What a nightmare. "Hold on a moment, Will," you think. "Isn't that a bit presumptuous?" First of all, he is assuming that everyone will own or have access to a mobile phone. And second, he forgets third and fourth categories, such as reluctant or useless users of mobile phones. I consider myself halfway between those third and fourth categories - someone who doesn't really like mobile phones and can only achieve the most basic level of interaction with them.
Like gays before homosexuality was legalised, we technophobes keep our failings private. We find coping mechanisms, speak our own coded language and are delighted when we find fellow members of the club. But it's a frightening world, one in which the division between the techno-savvy and everybody else widens every day. As technology progresses in leaps and bounds, so that even the simplest products become more complicated to operate, technophobia is almost like a 21st century form of autism.
The truth, of course, is that there are probably more technophobes out there than anybody cares to admit, but the interesting thing is that there are signs that advertisers whose business is built on technology are beginning to recognise the issue. If so, it's a reversal of the norm; standard behaviour for hi-tech advertisers is to go in the opposite direction, extolling technological advances as though they alone were sufficient reason to buy.
Irritating as he is, Dylan and his Orange trainers are at heart an attempt to reach out and put a comforting arm around technophobes.
In its latest campaign, and its first through Fallon, Sony too has identified the phenomenon. Perhaps more explicitly than the TV work, the moment I saw this poster I thought that here was an ad that spoke to me. There's Becky and Marc in this 48-sheet poster, looking relieved, rather than triumphant - if I can put it in such terms - at the loss of their multimedia virginity. And you know what? They look like perfectly normal people, not alpha technogeeks of the kind who sneer at anybody who doesn't know their jack plug from their jacksie. Yesss! Even I could be like Becky and Marc. Blimey, maybe I could even shoot my own film and then edit a soundtrack to fit.
One more thing: notice that the Sony products are almost invisible, and the focus is on Becky and Marc. A technology ad in which the product isn't the hero? How refreshing, how humanising. But then when your endline is "You make it a Sony", that's obviously the way to go.
That's one level on which the ad works. But the strategic dimension bears investigation too.
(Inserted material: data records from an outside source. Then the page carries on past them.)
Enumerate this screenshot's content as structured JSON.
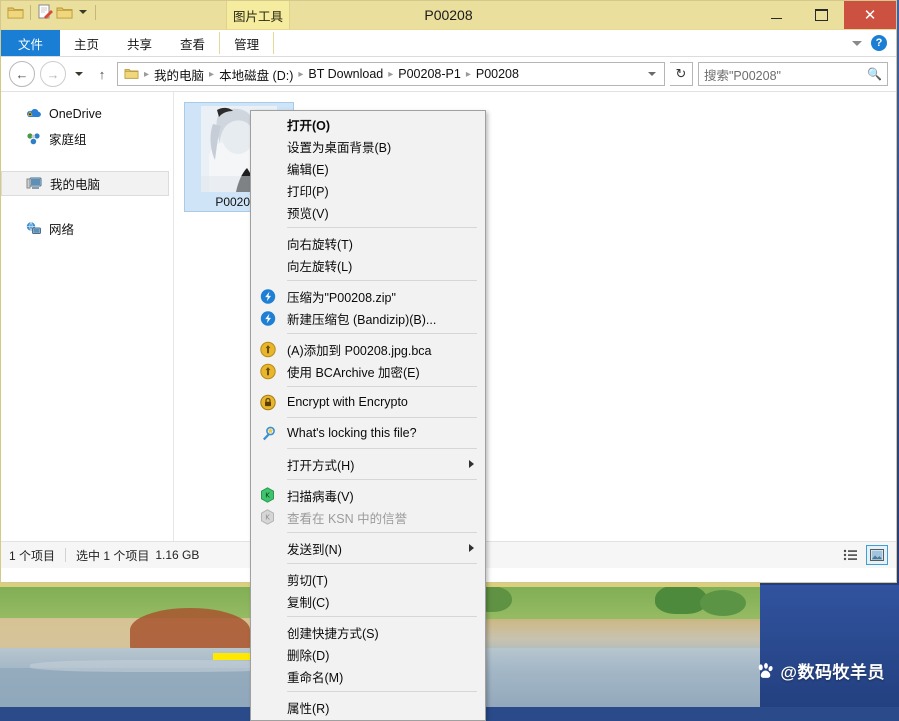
{
  "window": {
    "title": "P00208",
    "contextual_tab_group": "图片工具",
    "quick_access": [
      "folder-icon",
      "new-folder-properties-icon",
      "folder-icon",
      "chevron-down-icon"
    ],
    "controls": {
      "minimize": "–",
      "maximize": "▢",
      "close": "✕"
    }
  },
  "ribbon": {
    "tabs": [
      {
        "label": "文件",
        "active": true
      },
      {
        "label": "主页",
        "active": false
      },
      {
        "label": "共享",
        "active": false
      },
      {
        "label": "查看",
        "active": false
      },
      {
        "label": "管理",
        "active": false,
        "contextual": true
      }
    ],
    "collapse_icon": "chevron-down-icon",
    "help_label": "?"
  },
  "addressbar": {
    "back": "←",
    "forward": "→",
    "history": "chevron-down-icon",
    "up": "↑",
    "breadcrumbs": [
      "我的电脑",
      "本地磁盘 (D:)",
      "BT Download",
      "P00208-P1",
      "P00208"
    ],
    "separator": "▸",
    "dropdown": "chevron-down-icon",
    "refresh": "↻"
  },
  "search": {
    "placeholder": "搜索\"P00208\"",
    "icon": "search-icon"
  },
  "sidebar": {
    "items": [
      {
        "label": "OneDrive",
        "icon": "onedrive-icon",
        "selected": false
      },
      {
        "label": "家庭组",
        "icon": "homegroup-icon",
        "selected": false
      },
      {
        "label": "我的电脑",
        "icon": "computer-icon",
        "selected": true
      },
      {
        "label": "网络",
        "icon": "network-icon",
        "selected": false
      }
    ]
  },
  "files": [
    {
      "name": "P00208.j",
      "full_name": "P00208.jpg",
      "selected": true
    }
  ],
  "statusbar": {
    "item_count": "1 个项目",
    "selection": "选中 1 个项目",
    "size": "1.16 GB",
    "view_details_icon": "details-view-icon",
    "view_large_icon": "large-icons-view-icon"
  },
  "context_menu": {
    "groups": [
      {
        "items": [
          {
            "label": "打开(O)",
            "bold": true,
            "icon": null,
            "submenu": false,
            "disabled": false
          },
          {
            "label": "设置为桌面背景(B)",
            "bold": false,
            "icon": null,
            "submenu": false,
            "disabled": false
          },
          {
            "label": "编辑(E)",
            "bold": false,
            "icon": null,
            "submenu": false,
            "disabled": false
          },
          {
            "label": "打印(P)",
            "bold": false,
            "icon": null,
            "submenu": false,
            "disabled": false
          },
          {
            "label": "预览(V)",
            "bold": false,
            "icon": null,
            "submenu": false,
            "disabled": false
          }
        ]
      },
      {
        "items": [
          {
            "label": "向右旋转(T)",
            "bold": false,
            "icon": null,
            "submenu": false,
            "disabled": false
          },
          {
            "label": "向左旋转(L)",
            "bold": false,
            "icon": null,
            "submenu": false,
            "disabled": false
          }
        ]
      },
      {
        "items": [
          {
            "label": "压缩为\"P00208.zip\"",
            "bold": false,
            "icon": "bandizip-icon",
            "submenu": false,
            "disabled": false
          },
          {
            "label": "新建压缩包 (Bandizip)(B)...",
            "bold": false,
            "icon": "bandizip-icon",
            "submenu": false,
            "disabled": false
          }
        ]
      },
      {
        "items": [
          {
            "label": "(A)添加到 P00208.jpg.bca",
            "bold": false,
            "icon": "bcarchive-icon",
            "submenu": false,
            "disabled": false
          },
          {
            "label": "使用 BCArchive 加密(E)",
            "bold": false,
            "icon": "bcarchive-icon",
            "submenu": false,
            "disabled": false
          }
        ]
      },
      {
        "items": [
          {
            "label": "Encrypt with Encrypto",
            "bold": false,
            "icon": "encrypto-lock-icon",
            "submenu": false,
            "disabled": false
          }
        ]
      },
      {
        "items": [
          {
            "label": "What's locking this file?",
            "bold": false,
            "icon": "lockhunter-icon",
            "submenu": false,
            "disabled": false
          }
        ]
      },
      {
        "items": [
          {
            "label": "打开方式(H)",
            "bold": false,
            "icon": null,
            "submenu": true,
            "disabled": false
          }
        ]
      },
      {
        "items": [
          {
            "label": "扫描病毒(V)",
            "bold": false,
            "icon": "kaspersky-icon",
            "submenu": false,
            "disabled": false
          },
          {
            "label": "查看在 KSN 中的信誉",
            "bold": false,
            "icon": "kaspersky-disabled-icon",
            "submenu": false,
            "disabled": true
          }
        ]
      },
      {
        "items": [
          {
            "label": "发送到(N)",
            "bold": false,
            "icon": null,
            "submenu": true,
            "disabled": false
          }
        ]
      },
      {
        "items": [
          {
            "label": "剪切(T)",
            "bold": false,
            "icon": null,
            "submenu": false,
            "disabled": false
          },
          {
            "label": "复制(C)",
            "bold": false,
            "icon": null,
            "submenu": false,
            "disabled": false
          }
        ]
      },
      {
        "items": [
          {
            "label": "创建快捷方式(S)",
            "bold": false,
            "icon": null,
            "submenu": false,
            "disabled": false
          },
          {
            "label": "删除(D)",
            "bold": false,
            "icon": null,
            "submenu": false,
            "disabled": false
          },
          {
            "label": "重命名(M)",
            "bold": false,
            "icon": null,
            "submenu": false,
            "disabled": false
          }
        ]
      },
      {
        "items": [
          {
            "label": "属性(R)",
            "bold": false,
            "icon": null,
            "submenu": false,
            "disabled": false
          }
        ]
      }
    ]
  },
  "watermark": {
    "text": "@数码牧羊员",
    "icon": "baidu-paw-icon"
  },
  "colors": {
    "titlebar": "#eadf9c",
    "file_tab": "#1a7fd4",
    "close_button": "#cd5140",
    "selection": "#cfe5f7",
    "menu_bg": "#f2f2f2",
    "highlight_line": "#ffe900",
    "desktop": "#2a4a8a"
  }
}
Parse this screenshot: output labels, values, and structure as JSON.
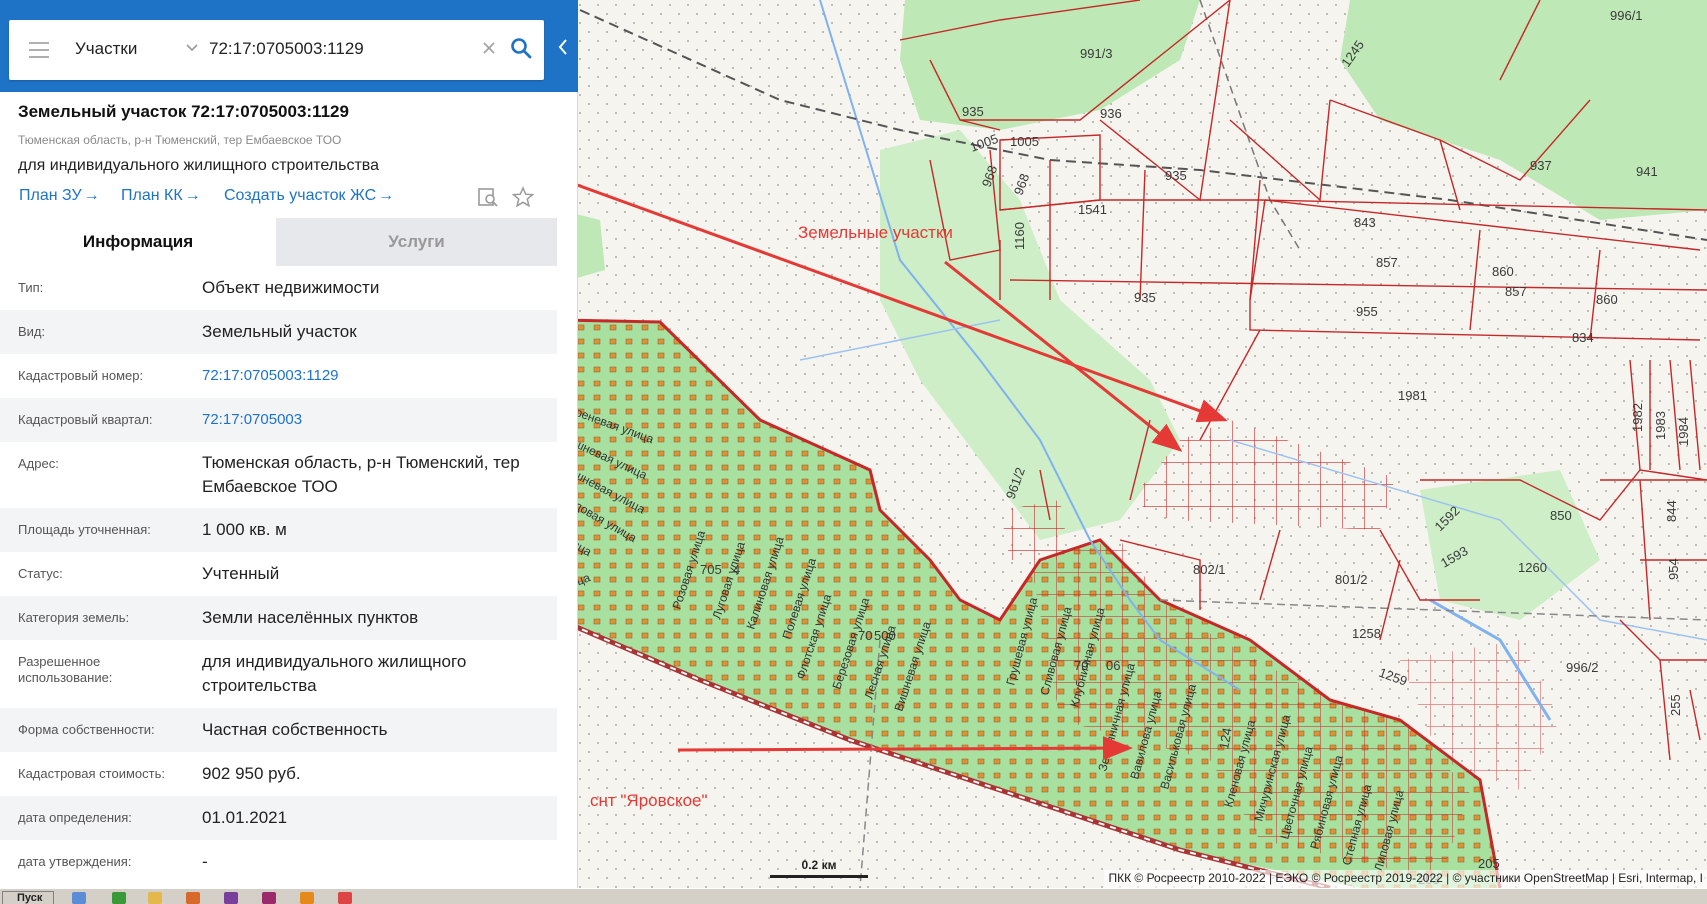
{
  "search": {
    "layer": "Участки",
    "query": "72:17:0705003:1129"
  },
  "parcel": {
    "title": "Земельный участок 72:17:0705003:1129",
    "address": "Тюменская область, р-н Тюменский, тер Ембаевское ТОО",
    "use": "для индивидуального жилищного строительства",
    "links": [
      "План ЗУ",
      "План КК",
      "Создать участок ЖС"
    ]
  },
  "tabs": [
    "Информация",
    "Услуги"
  ],
  "info": [
    {
      "label": "Тип:",
      "value": "Объект недвижимости"
    },
    {
      "label": "Вид:",
      "value": "Земельный участок"
    },
    {
      "label": "Кадастровый номер:",
      "value": "72:17:0705003:1129"
    },
    {
      "label": "Кадастровый квартал:",
      "value": "72:17:0705003"
    },
    {
      "label": "Адрес:",
      "value": "Тюменская область, р-н Тюменский, тер Ембаевское ТОО"
    },
    {
      "label": "Площадь уточненная:",
      "value": "1 000 кв. м"
    },
    {
      "label": "Статус:",
      "value": "Учтенный"
    },
    {
      "label": "Категория земель:",
      "value": "Земли населённых пунктов"
    },
    {
      "label": "Разрешенное использование:",
      "value": "для индивидуального жилищного строительства"
    },
    {
      "label": "Форма собственности:",
      "value": "Частная собственность"
    },
    {
      "label": "Кадастровая стоимость:",
      "value": "902 950 руб."
    },
    {
      "label": "дата определения:",
      "value": "01.01.2021"
    },
    {
      "label": "дата утверждения:",
      "value": "-"
    }
  ],
  "map": {
    "annotations": [
      "Земельные участки",
      "снт \"Яровское\""
    ],
    "parcel_numbers": [
      "991/3",
      "996/1",
      "1245",
      "935",
      "936",
      "937",
      "941",
      "1005",
      "1005",
      "968",
      "968",
      "935",
      "1541",
      "1160",
      "843",
      "857",
      "857",
      "860",
      "860",
      "935",
      "955",
      "834",
      "1981",
      "1982",
      "1983",
      "1984",
      "961/2",
      "850",
      "1592",
      "1593",
      "844",
      "802/1",
      "801/2",
      "1260",
      "954",
      "1258",
      "1259",
      "996/2",
      "255",
      "205",
      "203",
      "95"
    ],
    "block_labels": [
      "705",
      "4",
      "70",
      "500",
      "70",
      "06",
      "124"
    ],
    "streets": [
      "Сиреневая улица",
      "Сиреневая улица",
      "Вишневая улица",
      "Вишневая улица",
      "Садовая улица",
      "улица",
      "улица",
      "Розовая улица",
      "Луговая улица",
      "Калиновая улица",
      "Полевая улица",
      "Флотская улица",
      "Березовая улица",
      "Лесная улица",
      "Вишневая улица",
      "Грушевая улица",
      "Сливовая улица",
      "Клубничная улица",
      "Земляничная улица",
      "Вавилова улица",
      "Васильковая улица",
      "Кленовая улица",
      "Мичуринская улица",
      "Цветочная улица",
      "Рябиновая улица",
      "Степная улица",
      "Липовая улица"
    ],
    "scale": "0.2 км",
    "attribution": "ПКК © Росреестр 2010-2022 | ЕЭКО © Росреестр 2019-2022 | © участники OpenStreetMap | Esri, Intermap, I"
  },
  "taskbar": {
    "start": "Пуск"
  },
  "colors": {
    "header": "#1f73c7",
    "link": "#1f73c7",
    "parcel_border": "#c62828",
    "green_area": "#a8e0a0",
    "arrow": "#e53935"
  }
}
Just a few years ago, Sony's competitive set was well defined: Panasonic, Aiwa, Philips, Toshiba and other manufacturers of what you might loosely call home entertainment kit.
Today, thanks to digitisation, chip power, connectivity and miniaturisation, it is a very different world. You can get your music or shoot film through a mobile phone. Computers play music and DVDs. MP3 players and i-Pods have given new meaning to portability and accessibility. My eldest son, for example, plays all his music through his laptop.
What this means is that Sony's competitive set is much wider and includes everybody from Apple to Dell, Microsoft, 3 and Vodafone. Sony's ace, of course, is that of all those currently in, or those who aspire to be in, this group, it has phenomenal entertainment credentials, perhaps the strongest.
And from PCs to video-cams, mobile phones, DVD and CD players, it also has the strongest product range. As a brand, it comfortably carries virtues such as trust, integrity, innovation and heritage.
That's not a bad place to start from. Nor are these ads, which set out Sony's stall in a convincing way. Where they go next will be the real test.
Dead cert for a Pencil? No, but I suspect there's a lot more to come.
File under ... L-F for Luddite-friendly.
What would the chairman's wife say? "Come on, let's make movies!"